The first act finds us on the shore of Scroon Lake in New Hampshire in August 1940. Agnes and Andrew, a soap salesman, arrive at Agnes' home which she shares with her sister, Flo. Flo would like nothing better than to have the home all for herself. Also at the lake are Flo's oddly infantile new husband, Randolph, who intends to run for office, and Randolph's mother, Mrs. Larry, who speaks with a false German accent like a B movie Marlene Dietrich. The woods around the lake are ablaze, threatening the house, and many of their belongings have been brought down to the beach, including Agnes' beloved credenza which has been in the family for some time. Agnes' Uncle Ambrose appears and shares with Andrew his tale of Spencer Tracy's visit to Scroon Lake and his dream of turning the lake into Lake Hollywood, a retreat for Hollywood stars. The second act leaps forward fifty years to find us in New York City. Agnes and Andrew, now husband and wife, are preparing for a trip to the hospital where Agnes must undergo an operation. Hildegarde, their daughter, along with her husband and child, come into the City from New Jersey to drive them to the hospital, but Andrew and Agnes escape the apartment and take a walk. Along the way, they stop and have a meal at a restaurant where their waiter turns out to be a young man Agnes knew when he was a child. He is kind to them, and Agnes decides to leave the credenza to him, since no one in the family wants it. As they continue on to the hospital, we are left with the image of two people living their lives not with Hollywood magic but with the reality of their love and friendship as a couple.

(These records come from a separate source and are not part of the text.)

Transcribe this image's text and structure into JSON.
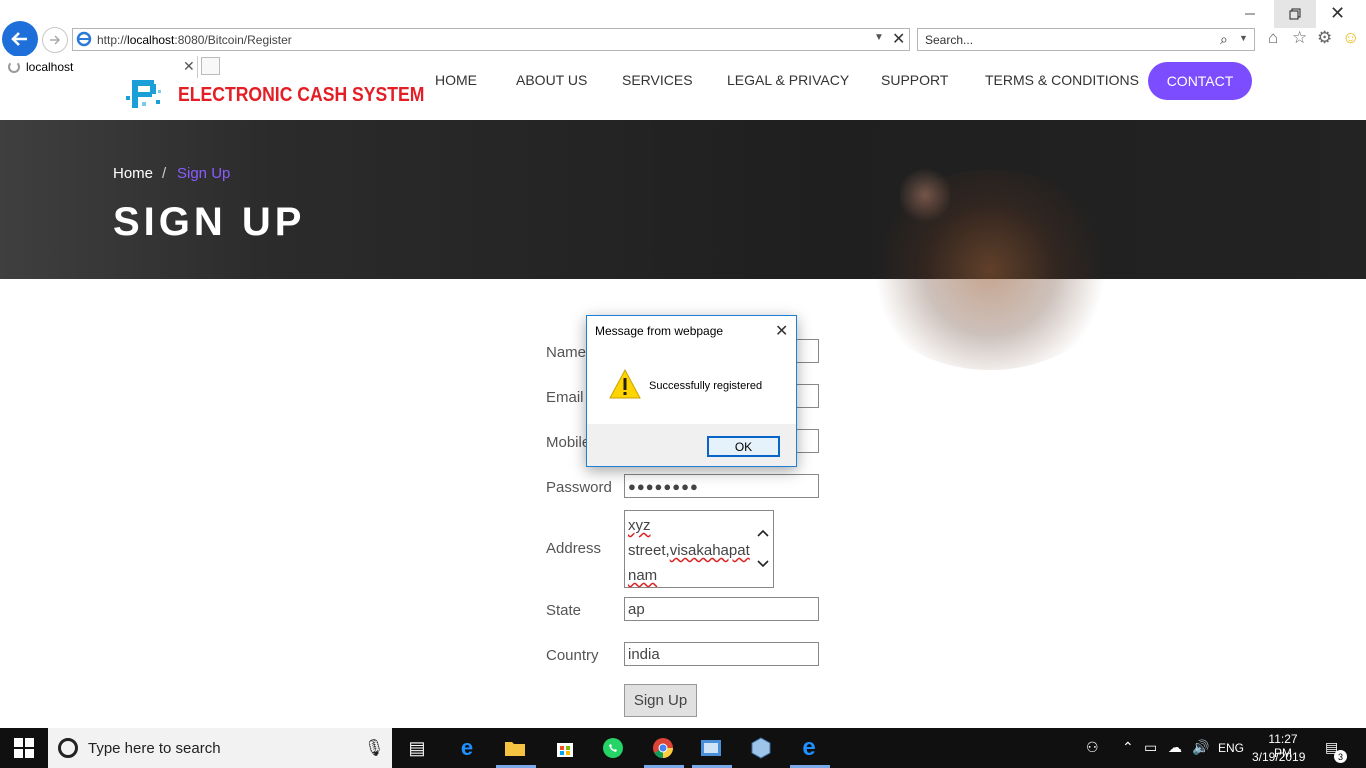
{
  "browser": {
    "url_prefix": "http://",
    "url_host": "localhost",
    "url_rest": ":8080/Bitcoin/Register",
    "search_placeholder": "Search...",
    "tab_title": "localhost"
  },
  "site": {
    "logo_text": "ELECTRONIC CASH SYSTEM",
    "nav": [
      "HOME",
      "ABOUT US",
      "SERVICES",
      "LEGAL & PRIVACY",
      "SUPPORT",
      "TERMS & CONDITIONS"
    ],
    "nav_contact": "CONTACT",
    "accent": "#7b4dff"
  },
  "hero": {
    "crumb_home": "Home",
    "crumb_sep": "/",
    "crumb_current": "Sign Up",
    "title": "SIGN UP"
  },
  "form": {
    "labels": {
      "name": "Name",
      "email": "Email",
      "mobile": "Mobile",
      "password": "Password",
      "address": "Address",
      "state": "State",
      "country": "Country"
    },
    "values": {
      "password_masked": "●●●●●●●●",
      "address_line1": "xyz",
      "address_line2a": "street,",
      "address_line2b": "visakahapat",
      "address_line3": "nam",
      "state": "ap",
      "country": "india"
    },
    "submit_label": "Sign Up"
  },
  "dialog": {
    "title": "Message from webpage",
    "message": "Successfully registered",
    "ok_label": "OK"
  },
  "taskbar": {
    "search_placeholder": "Type here to search",
    "lang": "ENG",
    "time": "11:27 PM",
    "date": "3/19/2019",
    "notif_count": "3"
  }
}
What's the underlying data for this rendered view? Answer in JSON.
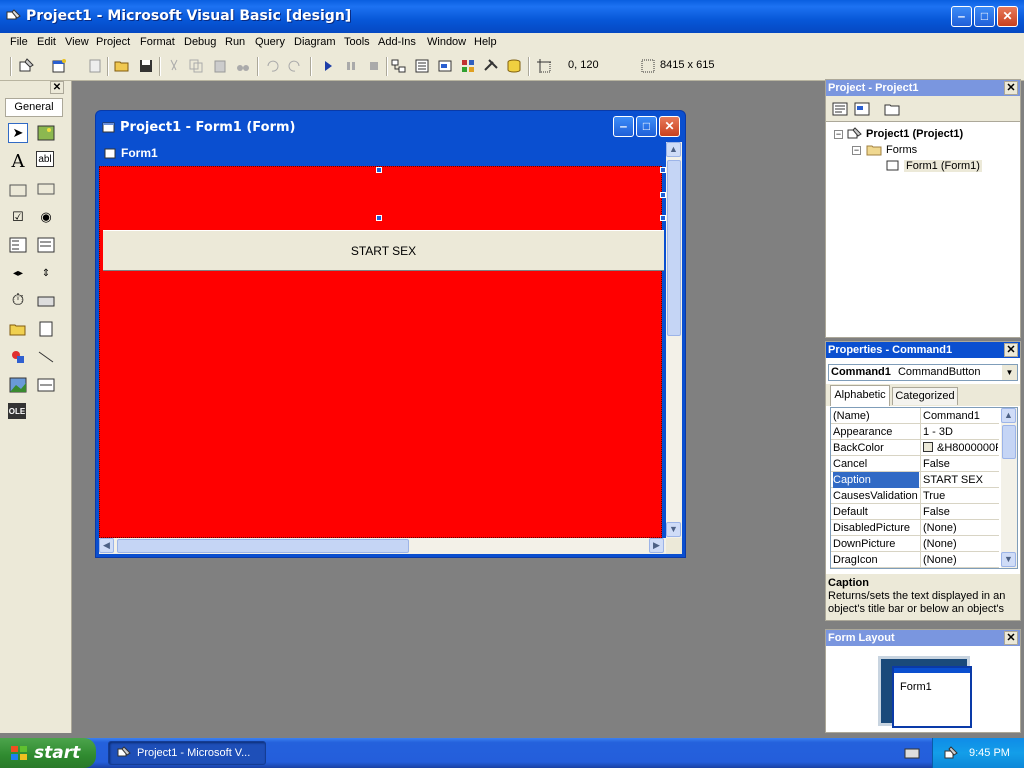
{
  "window": {
    "title": "Project1 - Microsoft Visual Basic [design]"
  },
  "menu": [
    "File",
    "Edit",
    "View",
    "Project",
    "Format",
    "Debug",
    "Run",
    "Query",
    "Diagram",
    "Tools",
    "Add-Ins",
    "Window",
    "Help"
  ],
  "toolbar": {
    "position": "0, 120",
    "size": "8415 x 615"
  },
  "toolbox": {
    "tab": "General"
  },
  "form_window": {
    "title": "Project1 - Form1 (Form)",
    "caption": "Form1",
    "button_caption": "START SEX",
    "back_color": "#ff0000"
  },
  "project_panel": {
    "title": "Project - Project1",
    "tree": [
      "Project1 (Project1)",
      "Forms",
      "Form1 (Form1)"
    ]
  },
  "properties_panel": {
    "title": "Properties - Command1",
    "object": "Command1",
    "object_type": "CommandButton",
    "tabs": [
      "Alphabetic",
      "Categorized"
    ],
    "rows": [
      {
        "name": "(Name)",
        "value": "Command1"
      },
      {
        "name": "Appearance",
        "value": "1 - 3D"
      },
      {
        "name": "BackColor",
        "value": "&H8000000F"
      },
      {
        "name": "Cancel",
        "value": "False"
      },
      {
        "name": "Caption",
        "value": "START SEX"
      },
      {
        "name": "CausesValidation",
        "value": "True"
      },
      {
        "name": "Default",
        "value": "False"
      },
      {
        "name": "DisabledPicture",
        "value": "(None)"
      },
      {
        "name": "DownPicture",
        "value": "(None)"
      },
      {
        "name": "DragIcon",
        "value": "(None)"
      }
    ],
    "selected_row": "Caption",
    "desc_title": "Caption",
    "desc_text": "Returns/sets the text displayed in an object's title bar or below an object's"
  },
  "layout_panel": {
    "title": "Form Layout",
    "form_label": "Form1"
  },
  "taskbar": {
    "start": "start",
    "item": "Project1 - Microsoft V...",
    "clock": "9:45 PM"
  }
}
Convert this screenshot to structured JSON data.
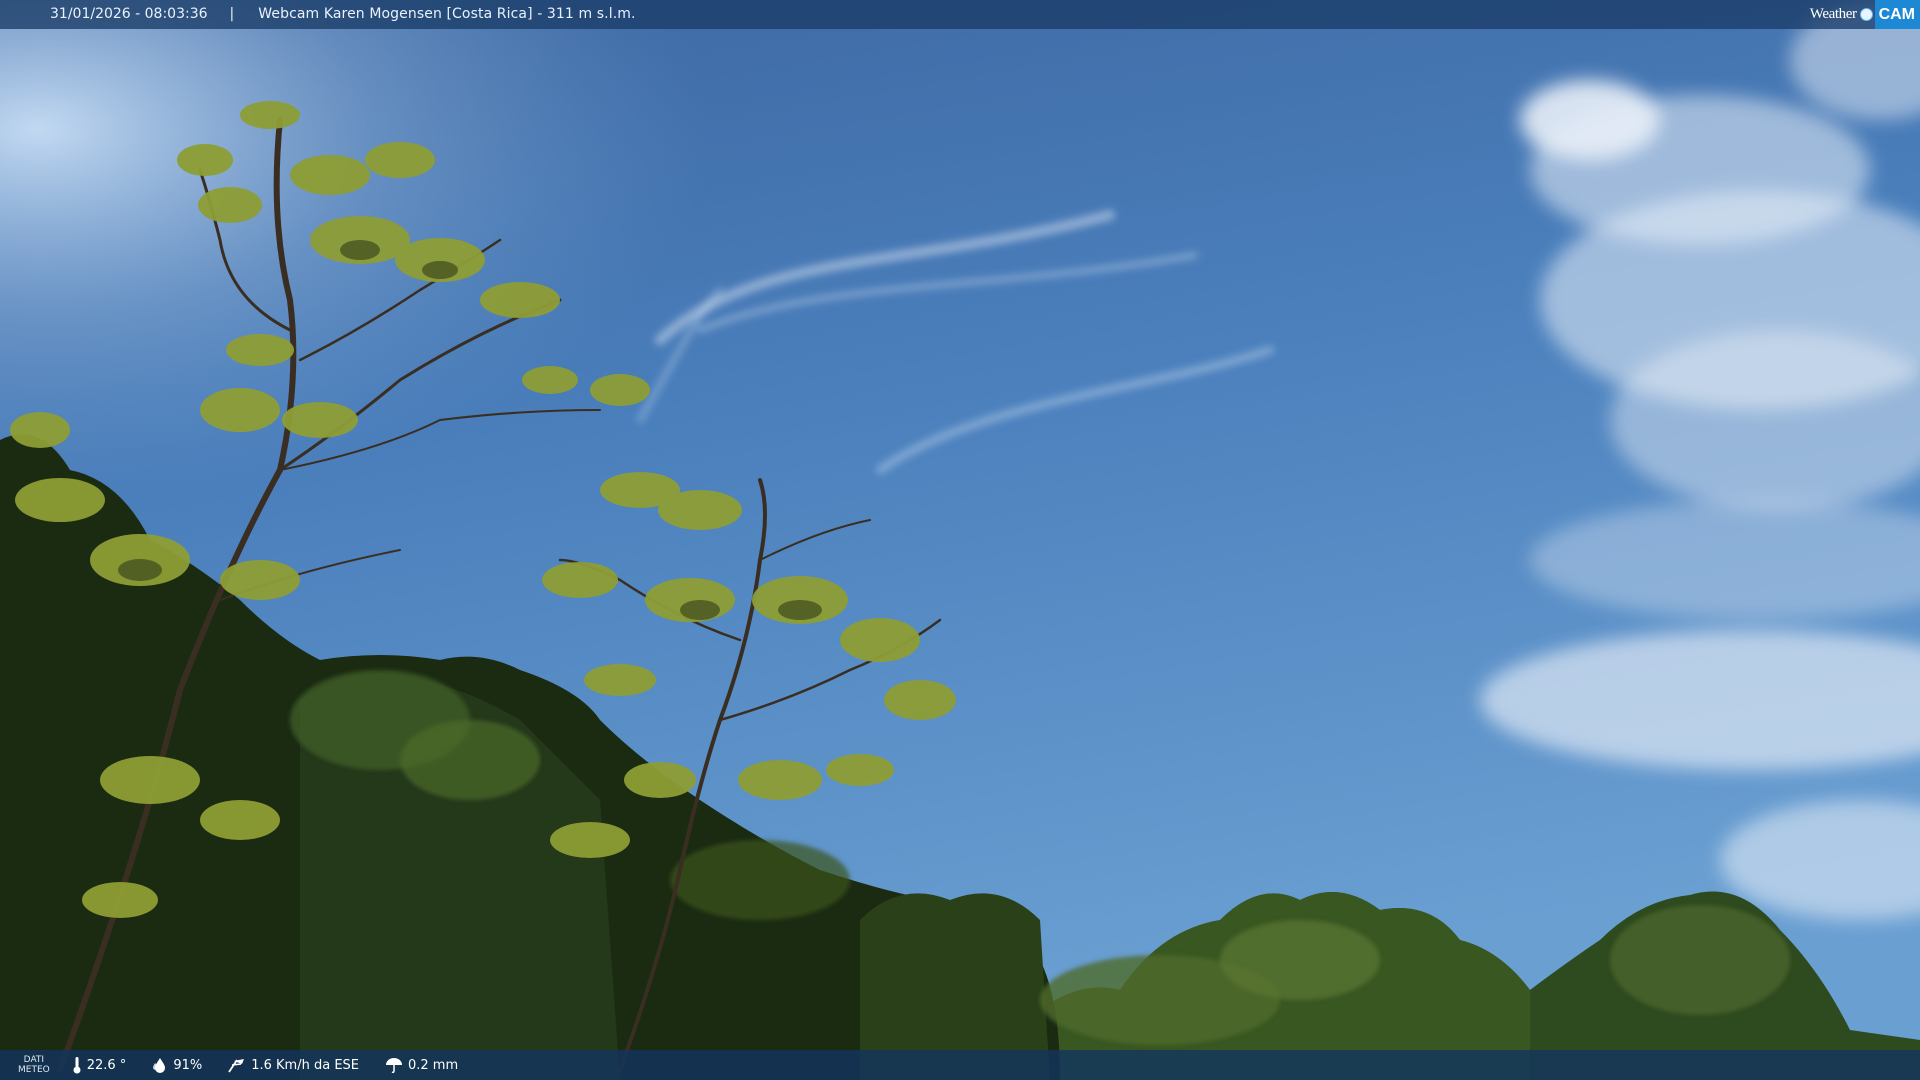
{
  "header": {
    "timestamp": "31/01/2026 - 08:03:36",
    "separator": "|",
    "title": "Webcam Karen Mogensen [Costa Rica]  - 311 m s.l.m."
  },
  "brand": {
    "weather_text": "Weather",
    "cam_text": "CAM"
  },
  "weather_bar": {
    "label_line1": "DATI",
    "label_line2": "METEO",
    "temperature": "22.6 °",
    "humidity": "91%",
    "wind": "1.6 Km/h da ESE",
    "rain": "0.2 mm",
    "icons": [
      "thermometer-icon",
      "humidity-drop-icon",
      "wind-icon",
      "rain-umbrella-icon"
    ]
  },
  "colors": {
    "sky_top": "#3b6aa6",
    "sky_bottom": "#5a8fc8",
    "foliage_dark": "#17260f",
    "foliage_light": "#9aaa3e",
    "bar_bg": "#1a3c68",
    "brand_blue": "#1d89d4"
  }
}
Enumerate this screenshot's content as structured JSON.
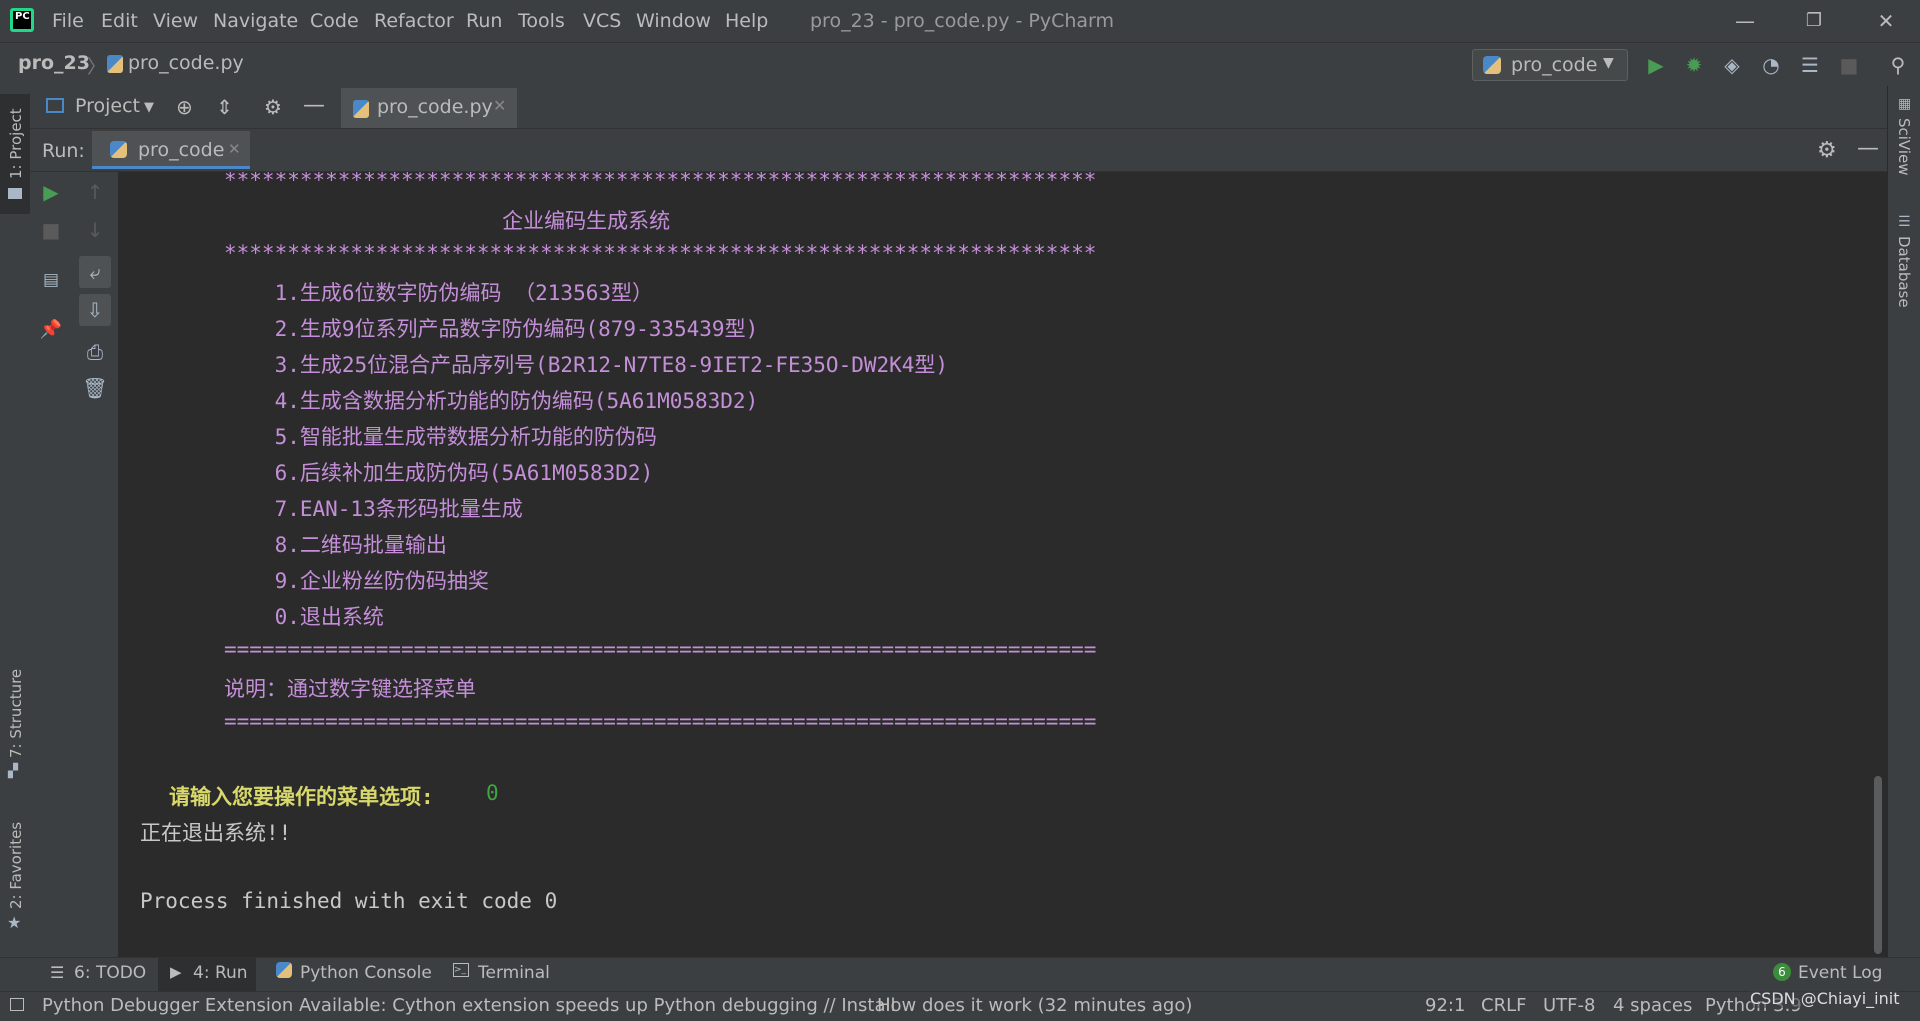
{
  "titlebar": {
    "menus": [
      "File",
      "Edit",
      "View",
      "Navigate",
      "Code",
      "Refactor",
      "Run",
      "Tools",
      "VCS",
      "Window",
      "Help"
    ],
    "window_title": "pro_23 - pro_code.py - PyCharm",
    "minimize": "—",
    "restore": "❐",
    "close": "✕"
  },
  "navbar": {
    "project": "pro_23",
    "file": "pro_code.py",
    "run_config": "pro_code"
  },
  "left_strip": {
    "project_tab": "1: Project",
    "structure_tab": "7: Structure",
    "favorites_tab": "2: Favorites"
  },
  "right_strip": {
    "sciview_tab": "SciView",
    "database_tab": "Database"
  },
  "project_toolbar": {
    "project_label": "Project",
    "editor_tab": "pro_code.py"
  },
  "run_panel": {
    "label": "Run:",
    "tab": "pro_code"
  },
  "console": {
    "lines": [
      {
        "text": "*********************************************************************",
        "cls": "purple"
      },
      {
        "text": "                      企业编码生成系统",
        "cls": "purple"
      },
      {
        "text": "*********************************************************************",
        "cls": "purple"
      },
      {
        "text": "    1.生成6位数字防伪编码 （213563型）",
        "cls": "purple"
      },
      {
        "text": "    2.生成9位系列产品数字防伪编码(879-335439型)",
        "cls": "purple"
      },
      {
        "text": "    3.生成25位混合产品序列号(B2R12-N7TE8-9IET2-FE35O-DW2K4型)",
        "cls": "purple"
      },
      {
        "text": "    4.生成含数据分析功能的防伪编码(5A61M0583D2)",
        "cls": "purple"
      },
      {
        "text": "    5.智能批量生成带数据分析功能的防伪码",
        "cls": "purple"
      },
      {
        "text": "    6.后续补加生成防伪码(5A61M0583D2)",
        "cls": "purple"
      },
      {
        "text": "    7.EAN-13条形码批量生成",
        "cls": "purple"
      },
      {
        "text": "    8.二维码批量输出",
        "cls": "purple"
      },
      {
        "text": "    9.企业粉丝防伪码抽奖",
        "cls": "purple"
      },
      {
        "text": "    0.退出系统",
        "cls": "purple"
      },
      {
        "text": "=====================================================================",
        "cls": "purple"
      },
      {
        "text": "说明：通过数字键选择菜单",
        "cls": "purple"
      },
      {
        "text": "=====================================================================",
        "cls": "purple"
      }
    ],
    "prompt": "请输入您要操作的菜单选项:",
    "input_value": "0",
    "exit_message": "正在退出系统!!",
    "process_finished": "Process finished with exit code 0"
  },
  "bottom_tabs": {
    "todo": "6: TODO",
    "run": "4: Run",
    "python_console": "Python Console",
    "terminal": "Terminal",
    "event_log": "Event Log",
    "event_badge": "6"
  },
  "statusbar": {
    "message": "Python Debugger Extension Available: Cython extension speeds up Python debugging // Install",
    "link": "How does it work (32 minutes ago)",
    "position": "92:1",
    "line_sep": "CRLF",
    "encoding": "UTF-8",
    "indent": "4 spaces",
    "interpreter": "Python 3.9",
    "watermark": "CSDN @Chiayi_init"
  }
}
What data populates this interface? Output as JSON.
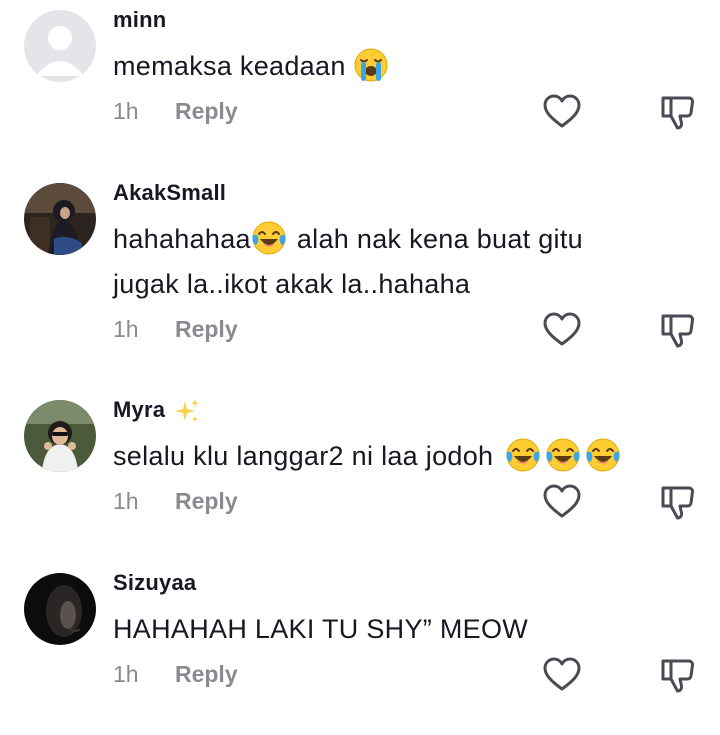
{
  "comments": [
    {
      "username": "minn",
      "text_lines": [
        "memaksa keadaan"
      ],
      "emoji": "loudly-crying-face",
      "time": "1h",
      "reply_label": "Reply",
      "avatar": "default-avatar"
    },
    {
      "username": "AkakSmall",
      "text_lines": [
        "hahahahaa",
        "alah nak kena buat gitu",
        "jugak la..ikot akak la..hahaha"
      ],
      "emoji": "face-with-tears-of-joy",
      "time": "1h",
      "reply_label": "Reply",
      "avatar": "photo-avatar-woman-hijab"
    },
    {
      "username": "Myra",
      "username_badge": "sparkles-icon",
      "text_lines": [
        "selalu klu langgar2 ni laa jodoh"
      ],
      "emoji": "face-with-tears-of-joy",
      "emoji_count": 3,
      "time": "1h",
      "reply_label": "Reply",
      "avatar": "photo-avatar-woman-sunglasses"
    },
    {
      "username": "Sizuyaa",
      "text_lines": [
        "HAHAHAH LAKI TU SHY” MEOW"
      ],
      "time": "1h",
      "reply_label": "Reply",
      "avatar": "photo-avatar-dark"
    }
  ],
  "icons": {
    "like": "heart-outline-icon",
    "dislike": "thumbs-down-outline-icon"
  },
  "colors": {
    "text": "#161823",
    "meta": "#8a8b91",
    "icon_stroke": "#4a4b55",
    "emoji_yellow": "#ffcc33",
    "emoji_tear": "#3aa6e8"
  }
}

"…deeply felt…[LAKE HOLLYWOOD] clearly elucidates haunting motifs always present in Mr. Guare's work, and those elements germinate in your head long after the performance is over." —NY Times. "John Guare is a playwright who looks at life from angles all his own…[LAKE HOLLYWOOD] achieves an exhilarating blend of the playwright's trademark amusement at, and sorrow for, the tragicomedies of American life." —NY Post.